By the time it finally passed in 1913, it was the third time a Home Rule Bill was brought in front of the English Houses of Parliament. The first came in 1886 under the Liberal government of Prime Minister William Gladstone with the support of Parnell and the Irish Parliamentary Party. The Bill did not even pass the House of Commons.
The second attempt came in 1893 with Parnell recently deceased and although it passed the House of Commons, it was rejected in the House of Lords.
It wasn’t until 19 years later under Herbert Asquith’s Liberal government that the bill returned. For two general elections, Asquith and his party had held onto power by forming alliance with the Irish Nationalist Party and its leader John Redmond. A condition of this alliance was to finally deliver on Home Rule for Ireland.

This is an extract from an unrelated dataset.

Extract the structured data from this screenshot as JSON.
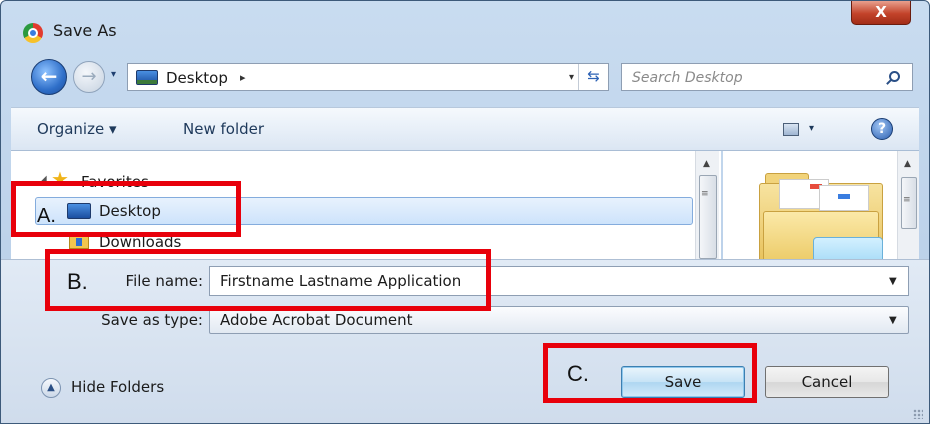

The Bill was successfully passed through the two houses at the beginning of 1913 because of the reduced powers of the House of Lords.
Unfortunately for the Home Rule party, the outbreak of the First World War in 1914 sent the British government into emergency mode and the Home Rule Bill was once again placed on the long finger.
With the promise of its immediate implementation at the closing of the war, John Redmond delivered a rousing speech to Irish Volunteers in which he encouraged them to support the British cause against Germany.
As a largely Protestant country attempting to assert their power over smaller Catholic countries, many were happy to obliges to fight against Germany and many even enlisted in the British Army to fight in the trenches.
There was a minority, however, who were unhappy with the English once again not meeting a demand and felt that Redmond was weak in bending to another excuse instead of implementing Home Rule on time. Among this minority were the leaders of the 1916 Rising who were not prepared to wait any longer to regain power from Britain.
Seeing WWI as England’s difficulty and Ireland’s opportunity, they organized the 1916 Easter Rising, a failed uprising that none the less rekindled the flames of rebellion among the Irish people and is being celebrated this year as one of the most significant events on the road to Irish independence.
The Home Rule Bill was never to be.